Input data:
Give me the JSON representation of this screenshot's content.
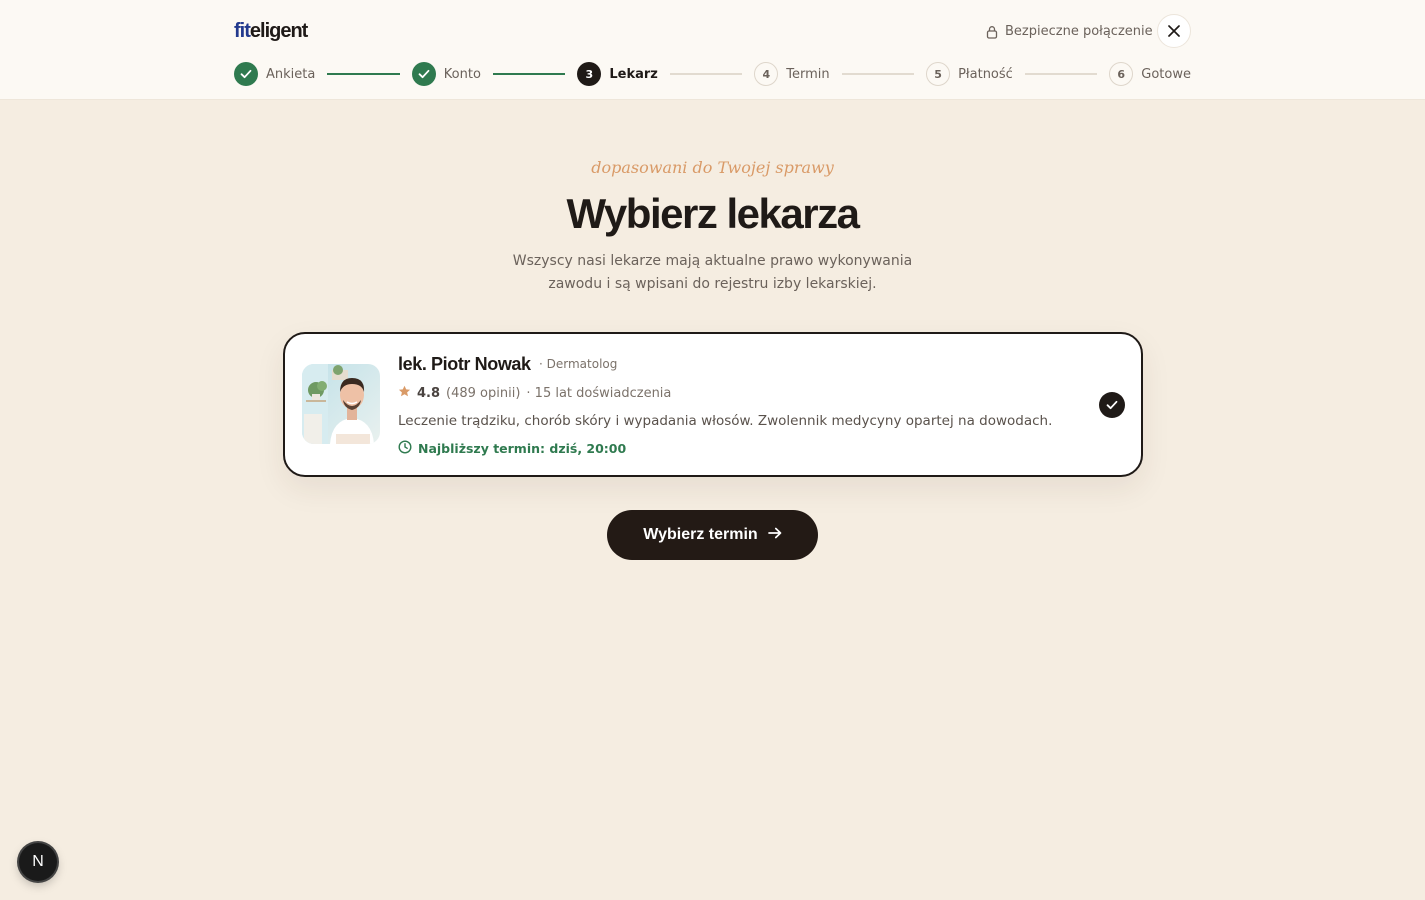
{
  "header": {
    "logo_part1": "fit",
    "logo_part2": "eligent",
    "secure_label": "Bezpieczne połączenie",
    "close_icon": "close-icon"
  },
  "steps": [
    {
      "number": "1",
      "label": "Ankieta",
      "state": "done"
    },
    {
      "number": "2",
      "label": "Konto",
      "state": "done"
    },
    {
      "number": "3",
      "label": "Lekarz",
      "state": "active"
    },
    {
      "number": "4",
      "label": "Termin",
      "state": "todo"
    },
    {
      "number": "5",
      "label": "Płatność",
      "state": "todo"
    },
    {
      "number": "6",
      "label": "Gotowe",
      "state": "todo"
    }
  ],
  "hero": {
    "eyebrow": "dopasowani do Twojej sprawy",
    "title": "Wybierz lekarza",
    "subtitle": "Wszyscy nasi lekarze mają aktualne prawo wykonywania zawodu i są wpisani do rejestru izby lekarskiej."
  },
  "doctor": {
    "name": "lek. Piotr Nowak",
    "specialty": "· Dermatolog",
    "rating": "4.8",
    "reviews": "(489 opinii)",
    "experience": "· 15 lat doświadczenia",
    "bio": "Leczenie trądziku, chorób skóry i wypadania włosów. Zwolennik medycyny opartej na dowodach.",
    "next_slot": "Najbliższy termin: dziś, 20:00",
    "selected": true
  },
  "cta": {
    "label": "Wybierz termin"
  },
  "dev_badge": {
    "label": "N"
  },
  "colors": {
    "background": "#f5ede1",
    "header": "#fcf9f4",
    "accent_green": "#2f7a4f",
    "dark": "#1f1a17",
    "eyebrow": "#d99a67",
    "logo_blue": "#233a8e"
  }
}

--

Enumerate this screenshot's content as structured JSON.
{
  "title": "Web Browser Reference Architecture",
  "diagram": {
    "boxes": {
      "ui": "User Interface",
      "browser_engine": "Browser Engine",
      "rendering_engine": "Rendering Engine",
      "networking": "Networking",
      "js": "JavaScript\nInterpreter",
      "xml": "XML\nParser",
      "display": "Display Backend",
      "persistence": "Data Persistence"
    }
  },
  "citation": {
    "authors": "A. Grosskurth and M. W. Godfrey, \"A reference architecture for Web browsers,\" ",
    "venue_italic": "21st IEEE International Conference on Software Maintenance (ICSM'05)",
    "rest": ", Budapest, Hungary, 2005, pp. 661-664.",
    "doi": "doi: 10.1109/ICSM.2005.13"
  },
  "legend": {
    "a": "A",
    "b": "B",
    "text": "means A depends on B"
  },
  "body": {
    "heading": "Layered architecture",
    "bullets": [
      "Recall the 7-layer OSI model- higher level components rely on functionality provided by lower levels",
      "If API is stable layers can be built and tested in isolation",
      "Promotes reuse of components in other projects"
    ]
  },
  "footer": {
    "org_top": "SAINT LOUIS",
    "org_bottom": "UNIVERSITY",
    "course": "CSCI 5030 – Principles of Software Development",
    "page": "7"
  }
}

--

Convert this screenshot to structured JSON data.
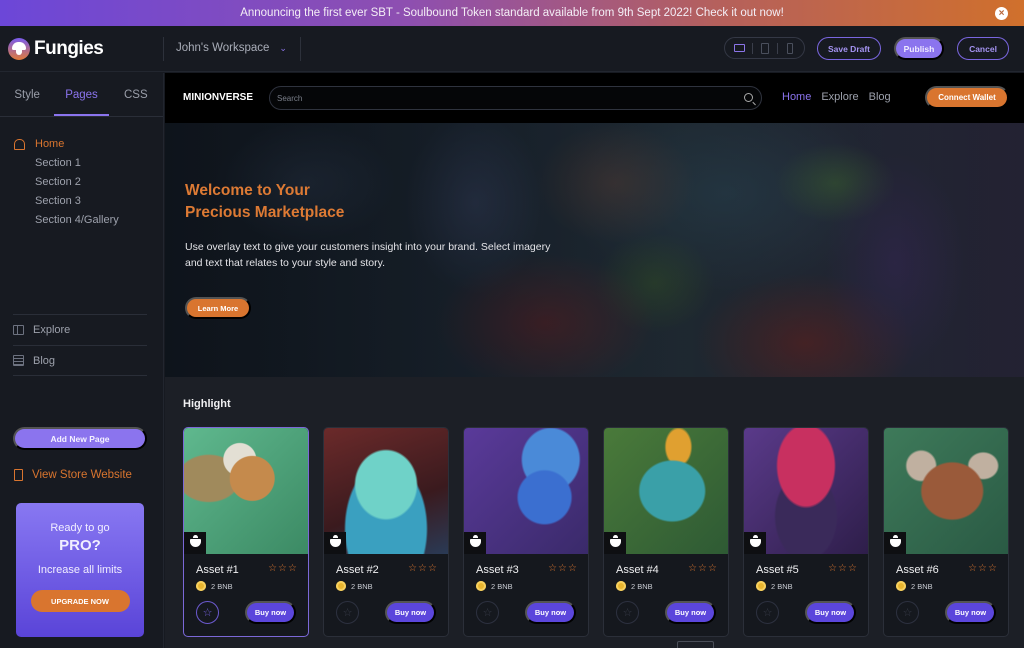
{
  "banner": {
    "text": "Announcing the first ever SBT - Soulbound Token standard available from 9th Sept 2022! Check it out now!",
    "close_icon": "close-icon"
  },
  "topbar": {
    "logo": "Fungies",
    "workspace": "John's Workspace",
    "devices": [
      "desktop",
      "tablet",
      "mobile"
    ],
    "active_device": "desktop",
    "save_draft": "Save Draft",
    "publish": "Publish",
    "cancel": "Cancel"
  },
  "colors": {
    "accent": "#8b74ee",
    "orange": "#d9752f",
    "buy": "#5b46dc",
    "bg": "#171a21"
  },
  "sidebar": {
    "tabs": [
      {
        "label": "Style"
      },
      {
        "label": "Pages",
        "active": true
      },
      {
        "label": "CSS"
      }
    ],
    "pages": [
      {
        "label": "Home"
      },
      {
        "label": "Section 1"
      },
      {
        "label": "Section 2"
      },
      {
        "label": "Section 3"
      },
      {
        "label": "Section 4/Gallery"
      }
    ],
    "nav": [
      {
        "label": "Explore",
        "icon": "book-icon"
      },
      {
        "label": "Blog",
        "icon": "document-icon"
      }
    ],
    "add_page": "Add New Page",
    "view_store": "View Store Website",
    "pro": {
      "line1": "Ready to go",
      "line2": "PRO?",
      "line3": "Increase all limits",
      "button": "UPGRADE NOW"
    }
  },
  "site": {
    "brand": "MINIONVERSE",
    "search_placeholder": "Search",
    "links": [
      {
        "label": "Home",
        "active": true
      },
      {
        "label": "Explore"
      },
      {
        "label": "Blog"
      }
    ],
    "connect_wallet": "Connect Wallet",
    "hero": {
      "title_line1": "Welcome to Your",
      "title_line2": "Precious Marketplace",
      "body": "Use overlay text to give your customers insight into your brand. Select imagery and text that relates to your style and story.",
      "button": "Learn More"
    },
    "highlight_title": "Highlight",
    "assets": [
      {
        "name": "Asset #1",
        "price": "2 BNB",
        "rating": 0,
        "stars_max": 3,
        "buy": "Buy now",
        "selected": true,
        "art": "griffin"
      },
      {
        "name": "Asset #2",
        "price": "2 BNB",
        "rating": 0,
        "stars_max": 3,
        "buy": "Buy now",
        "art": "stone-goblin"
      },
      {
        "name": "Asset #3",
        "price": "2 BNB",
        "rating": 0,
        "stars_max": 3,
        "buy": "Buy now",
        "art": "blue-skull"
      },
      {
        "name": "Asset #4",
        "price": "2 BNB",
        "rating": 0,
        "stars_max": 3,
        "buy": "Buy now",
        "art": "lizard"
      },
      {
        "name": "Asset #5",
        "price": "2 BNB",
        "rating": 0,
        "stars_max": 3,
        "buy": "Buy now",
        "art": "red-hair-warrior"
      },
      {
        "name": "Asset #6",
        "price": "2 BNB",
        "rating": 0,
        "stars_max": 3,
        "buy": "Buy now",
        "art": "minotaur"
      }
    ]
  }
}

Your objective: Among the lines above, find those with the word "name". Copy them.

Written answer:
    "name": "lek. Piotr Nowak",
        "name": "Asset #1",
        "name": "Asset #2",
        "name": "Asset #3",
        "name": "Asset #4",
        "name": "Asset #5",
        "name": "Asset #6",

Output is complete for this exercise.